The lectures are offered in Powerpoint format. The good news: there’s only three of them and they are relatively brief.
This one mentioned previously in the iOS article. Sludes, source code, and video lecutres. Covers Android and iOS apps, including using Eclipse and the Android SDK.
This course from Ball State University is geared learning to use ‘App Inventor for Android’, which is a visual, drag and drop platform for creating Android apps, which was first created by Google and is now maintained by MIT.
Very well put together Android Tutorials that you can read rather than watch as video lectures or podcasts. Vogella’s Android tutorials are comprehensive and very well laid out
Cornell Course from 2010 that focuses on Android development. Lectures are available as PDFs, and readings link out to relevant places all over the internet. The assignment links are reserved for Cornell students that were originally enrolled in the course.
I simply have to mention this site, which is a tremendous resource on everything related to Android development. If you seriously want to develop Android apps you will find this site very useful.
Anyway, the ‘Android Training’ section will get you on your way to creating your first app, step by step.
Marakana holds a series of paid courses on all sorts of technology related topics in a number of US cities. The Bootcamp video tutorials series are free and are well worth watching. You can also view them on YouTube (here).
Aside from that, check out their Android-related stream posts, which are excellent.
Good stuff, eastern European accent or not. Video lectures, for free. Can also be viewed on YouTube (here).
Couldn’t have described it better ;). Over 2 hours of video lectures.
Video lectures for those interested in creating games for the Android. At about an hour and a half in total, you can zip through it without too much of a commitment.
A comprehensive set of lectures spanning 15 hours of video lectures. This course promises to have a proven teaching methodology behind it, and is designed to get you writing multiple programs and applications before you’re done with it!

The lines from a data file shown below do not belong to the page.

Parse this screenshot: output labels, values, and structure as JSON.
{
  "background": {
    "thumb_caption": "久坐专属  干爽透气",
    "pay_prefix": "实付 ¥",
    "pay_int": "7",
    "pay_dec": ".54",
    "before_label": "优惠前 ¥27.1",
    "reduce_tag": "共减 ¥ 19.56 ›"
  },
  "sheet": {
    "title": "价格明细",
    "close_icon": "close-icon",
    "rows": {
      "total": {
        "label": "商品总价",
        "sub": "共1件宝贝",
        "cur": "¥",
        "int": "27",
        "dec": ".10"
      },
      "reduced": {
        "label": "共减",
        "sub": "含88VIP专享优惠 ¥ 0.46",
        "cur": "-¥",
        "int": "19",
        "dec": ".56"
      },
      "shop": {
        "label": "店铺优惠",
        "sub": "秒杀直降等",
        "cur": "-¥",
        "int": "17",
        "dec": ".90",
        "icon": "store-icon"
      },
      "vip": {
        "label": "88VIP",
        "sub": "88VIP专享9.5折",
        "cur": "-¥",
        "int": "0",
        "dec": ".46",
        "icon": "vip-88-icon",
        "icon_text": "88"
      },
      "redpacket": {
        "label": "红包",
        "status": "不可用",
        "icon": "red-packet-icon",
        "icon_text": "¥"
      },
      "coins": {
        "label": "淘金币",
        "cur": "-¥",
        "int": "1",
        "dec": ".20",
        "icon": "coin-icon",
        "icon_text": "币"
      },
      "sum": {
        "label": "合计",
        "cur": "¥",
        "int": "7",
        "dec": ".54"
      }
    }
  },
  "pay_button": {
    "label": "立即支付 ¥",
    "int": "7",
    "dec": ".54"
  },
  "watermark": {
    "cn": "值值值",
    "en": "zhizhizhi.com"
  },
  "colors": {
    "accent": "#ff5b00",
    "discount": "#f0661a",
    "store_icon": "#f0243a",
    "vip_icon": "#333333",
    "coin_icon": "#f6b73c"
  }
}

We featured these guys on the ‘iPhone tutorials’ post. The course above consists of a massive 200 video lectures covering everything you need from installing the JAVA SDK all the way to putting your app on the market.
Curiously, there were many competing Android tutorials from these guys, albeit done by different instructors. The one above seems to be the most comprehensive and up to date though. Here’s another version if you’re curious.
Google IO is an annual developer’s conference organized by Google and held in San Francisco. The range of topics varies widely but is very high quality and cutting edge. The seminars are not to be missed.
- Google I/O – The Android Sessions 2012
- Google I/O – The Android Sessions 2010
- Google I/O – The Android Sessions 2008, 2009, 2010, 2011
This YouTube channel has a lot of overlap with #20 above (Google IO sessions), but has a lot of great stuff besides.
We mentioned this one in our iOS programming article. This is not an Android or iOS programming course but a course on prototyping your app using Apple Keynote or MS Powerpoint + Keynotopia User Interface Libraries.”
This is a 2010 course given by instructors Hans Dulimarta and Jonathan Engelsma from Grand Valley State University. It assumes you have a working knowledge of JAVA, and will guide you through building an Android Twitter client app as a demonstration.
More course materials (including source code) can be downloaded from this page.
This resource is somewhat different from most of the above, in that it is mainly based on documents (PDFs and sample codee files) rather than video lectures.
Video lectures designed for the absolute beginner.
Do you know of a really good Android app programming tutorial that I missed? Please share it in the comments section.